The REF Phono 2SE has huge overload margins. Its maximum output spec is 80 volts. 74 db corresponds to a voltage gain of 5012 times. 5012 multiplied by the 0.28 mv output rating of your cartridge is 1.4 volts. Although the output may exceed 1.4 volts on extremely high volume musical peaks (that would cause the cartridge’s output to be greater than 0.28 mv), perhaps reaching a few volts at times, it would still be vastly less than 80 volts.

The REF Phono 2SE has a maximum input rating of 250 mv. That can be presumed to apply just to the low gain mode. But even so, the difference in gains between the two modes of 23 db corresponds to a factor of about 14x, and 250 mv/14 = about 18 mv, which is still many times higher than the rated output of your cartridge.

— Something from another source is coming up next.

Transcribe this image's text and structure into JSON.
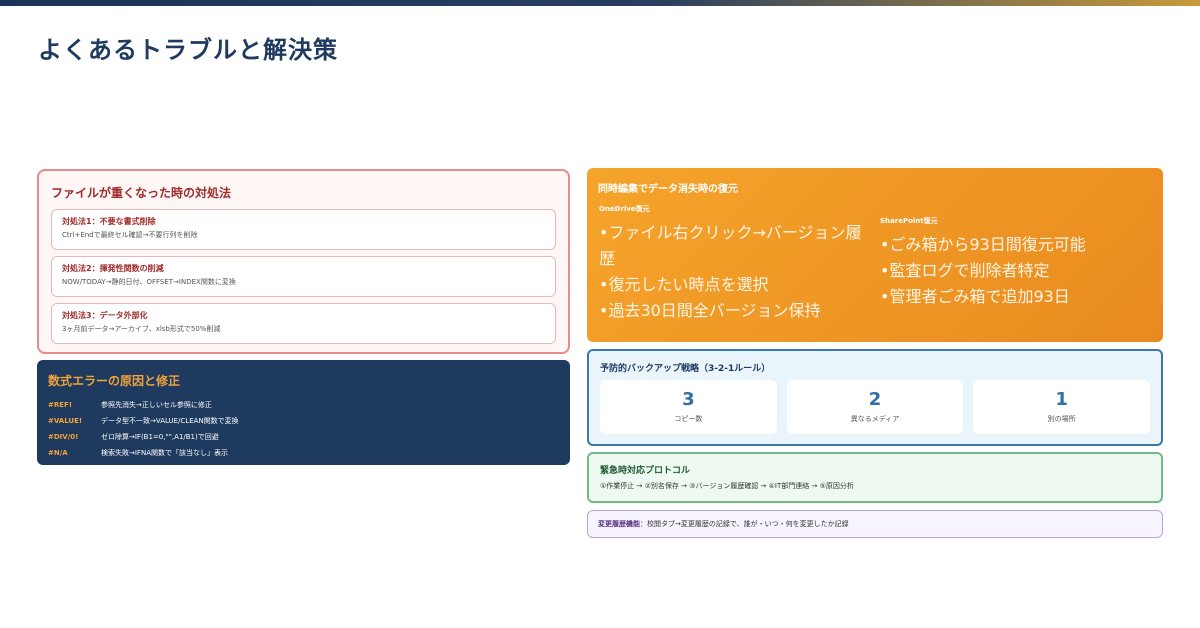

As I said earlier, the assumption of the KAB calculator that the phono stage should provide an output of 325 mv when provided with the cartridge’s rated output is a "one size fits all" assumption, that is overly conservative with respect to your application. Personally I don’t use online calculators unless I can determine that their underlying assumptions are consistent with the specific application I am addressing.

Enjoy! Regards,
-- Al

P.S:  I just noticed that the photo of the preamp in your system description thread shows it as being a McIntosh C220, rather than a C2300 as stated in the equipment list.  However the specs on the two models that are relevant to my comments above are identical, so my comments apply to either model.

Regards,
-- Al